For plinth, you’re looking at the overall quality - plastic base = bad time, wood or veneered MDF = the people who made this cared. Wood obviously looks way cooler anyway. 60s\70s vintage > 80s vintage look…

Look for a table with isolation feet or at least have the table on a dedicated platform, separate from the speakers.


Older ones will be well used, maybe too well used. You’d have to evaluate each as you came across them. Shure V15 vIII carts are rare and great. A lot will be replaced by newer carts, commonly the ortofon omega (budget and great, I own one) or Ortofon 2M Reds which I’ve not had the chance to use. Unless the cart is fucked or you are super anal about it all it shouldn’t matter too much to start.

What would I be looking at?

I would buy a Dual 1019 again in a heartbeat. They are affordable and well made, sound good etc. Lots of spare parts. I’ve only ever seen the one for sale in NZ and I own it, but that’s not to say it’s the only one.

I almost dropped some big bills on a Dual 701. I think it’s the best looking{.link} turntable ever made, direct drive, great tone arm etc etc etc

If I was buying new I would be getting a Debut Carbon With Ortofon 2m{.link}

Failing that I’d be looking at the Pro-Ject Elemental{.link}

The one I ended up with in Canada was just a budget (but reasonably) accurate direct drive from the 70s that had the tonearm replaced with a Grace 707 tone arm (a beautiful thing{.link})

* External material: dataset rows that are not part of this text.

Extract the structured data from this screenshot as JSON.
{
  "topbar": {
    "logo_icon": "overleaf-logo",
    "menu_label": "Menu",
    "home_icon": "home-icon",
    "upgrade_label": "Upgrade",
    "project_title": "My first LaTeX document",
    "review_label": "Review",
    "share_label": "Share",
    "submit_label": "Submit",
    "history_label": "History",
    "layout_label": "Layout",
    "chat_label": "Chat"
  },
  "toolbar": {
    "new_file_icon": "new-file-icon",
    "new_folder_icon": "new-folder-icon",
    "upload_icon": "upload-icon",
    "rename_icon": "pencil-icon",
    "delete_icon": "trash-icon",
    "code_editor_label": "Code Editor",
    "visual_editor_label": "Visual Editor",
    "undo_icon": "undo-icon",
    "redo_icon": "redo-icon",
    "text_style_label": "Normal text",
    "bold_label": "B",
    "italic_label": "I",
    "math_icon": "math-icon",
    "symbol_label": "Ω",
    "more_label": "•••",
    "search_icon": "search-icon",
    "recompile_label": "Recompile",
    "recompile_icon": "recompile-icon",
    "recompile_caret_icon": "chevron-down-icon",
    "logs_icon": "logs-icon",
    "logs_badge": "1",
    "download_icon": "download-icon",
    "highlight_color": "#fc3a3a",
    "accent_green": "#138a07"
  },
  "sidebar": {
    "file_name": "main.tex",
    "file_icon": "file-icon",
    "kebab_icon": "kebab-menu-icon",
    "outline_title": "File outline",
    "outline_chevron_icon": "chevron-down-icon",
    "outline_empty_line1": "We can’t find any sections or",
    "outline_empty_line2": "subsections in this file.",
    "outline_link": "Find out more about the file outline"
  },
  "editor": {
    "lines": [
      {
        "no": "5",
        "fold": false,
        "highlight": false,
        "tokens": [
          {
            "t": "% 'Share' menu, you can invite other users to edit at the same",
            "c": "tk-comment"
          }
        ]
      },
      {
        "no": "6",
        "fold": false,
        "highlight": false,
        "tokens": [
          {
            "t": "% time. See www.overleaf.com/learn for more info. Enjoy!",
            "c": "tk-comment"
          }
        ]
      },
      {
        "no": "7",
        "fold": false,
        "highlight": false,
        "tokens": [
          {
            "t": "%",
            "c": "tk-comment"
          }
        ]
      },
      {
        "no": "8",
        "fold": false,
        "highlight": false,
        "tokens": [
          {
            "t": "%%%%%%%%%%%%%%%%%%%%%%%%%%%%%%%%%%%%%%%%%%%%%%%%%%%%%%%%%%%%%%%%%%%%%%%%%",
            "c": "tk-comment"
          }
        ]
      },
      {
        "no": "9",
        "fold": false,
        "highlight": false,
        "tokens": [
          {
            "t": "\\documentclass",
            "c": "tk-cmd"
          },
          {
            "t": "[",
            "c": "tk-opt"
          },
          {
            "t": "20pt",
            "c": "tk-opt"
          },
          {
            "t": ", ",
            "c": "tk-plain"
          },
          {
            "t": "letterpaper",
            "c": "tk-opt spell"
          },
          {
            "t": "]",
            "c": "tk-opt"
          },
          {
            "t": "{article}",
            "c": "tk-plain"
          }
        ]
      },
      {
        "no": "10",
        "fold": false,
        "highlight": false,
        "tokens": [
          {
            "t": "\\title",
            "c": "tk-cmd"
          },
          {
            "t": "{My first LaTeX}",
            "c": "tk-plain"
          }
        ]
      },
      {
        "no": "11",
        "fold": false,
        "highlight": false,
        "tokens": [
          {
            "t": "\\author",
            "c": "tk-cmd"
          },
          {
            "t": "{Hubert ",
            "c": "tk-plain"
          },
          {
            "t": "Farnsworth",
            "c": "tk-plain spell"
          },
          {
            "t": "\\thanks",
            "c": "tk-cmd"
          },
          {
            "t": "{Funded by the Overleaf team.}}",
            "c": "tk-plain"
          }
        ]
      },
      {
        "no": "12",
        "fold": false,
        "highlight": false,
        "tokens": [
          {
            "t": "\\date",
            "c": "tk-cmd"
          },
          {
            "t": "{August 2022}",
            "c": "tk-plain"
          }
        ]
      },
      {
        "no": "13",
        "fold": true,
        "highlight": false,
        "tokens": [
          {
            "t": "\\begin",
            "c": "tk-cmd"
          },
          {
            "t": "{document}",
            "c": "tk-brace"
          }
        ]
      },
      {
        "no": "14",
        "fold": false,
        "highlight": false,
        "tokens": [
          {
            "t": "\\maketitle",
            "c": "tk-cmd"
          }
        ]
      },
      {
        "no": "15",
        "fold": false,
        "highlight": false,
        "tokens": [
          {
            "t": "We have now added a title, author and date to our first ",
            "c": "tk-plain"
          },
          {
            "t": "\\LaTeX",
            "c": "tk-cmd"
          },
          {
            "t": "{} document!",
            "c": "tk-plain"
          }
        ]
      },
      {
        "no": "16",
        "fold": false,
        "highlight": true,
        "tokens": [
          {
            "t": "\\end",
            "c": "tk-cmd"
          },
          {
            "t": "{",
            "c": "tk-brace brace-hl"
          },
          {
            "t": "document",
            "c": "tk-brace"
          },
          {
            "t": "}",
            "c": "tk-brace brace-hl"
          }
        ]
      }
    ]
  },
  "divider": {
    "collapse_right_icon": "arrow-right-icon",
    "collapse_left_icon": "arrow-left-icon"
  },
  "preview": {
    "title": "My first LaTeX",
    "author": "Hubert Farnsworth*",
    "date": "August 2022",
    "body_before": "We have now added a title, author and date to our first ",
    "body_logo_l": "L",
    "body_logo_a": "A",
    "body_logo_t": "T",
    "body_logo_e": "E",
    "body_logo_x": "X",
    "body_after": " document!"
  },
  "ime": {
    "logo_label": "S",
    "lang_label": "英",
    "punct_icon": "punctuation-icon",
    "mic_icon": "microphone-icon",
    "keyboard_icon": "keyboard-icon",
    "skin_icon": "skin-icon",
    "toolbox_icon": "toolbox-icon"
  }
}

Things available right now

Fuck all to be honest.

This one{.link} is really simple but less to go wrong. It’s a good tonearm and cartridge

If you find a Technics 1200 MKII for a decent price it’s probably been abused by a DJ it’s entire life and may not be great.

Everything else I see on Trademe at the moment is super high end or plastic junk. There is a Dual 505, but that is also plastic junk. Plastic platter, plastic tonearm, plastic plinth. You can’t even set them on fire in protest because you will just choke to death on the fumes.

I would reach out to Retrotronics guy - he’s really nice - just let him know that you’re interested and he might shout when something comes along. He may have stuff in the pipeline/under restoration too. Did I mention that he is nice? He drove me home when I bought mine instead of letting me lug it home on the train.

Failing that, just keep an eye out and get in first. Shipping is fraught with difficulties, especially from private (ie ebay) sales as who knows if they packed it properly.

Don’t bother with the new plastic crosleys etc, your friends will just laugh at you.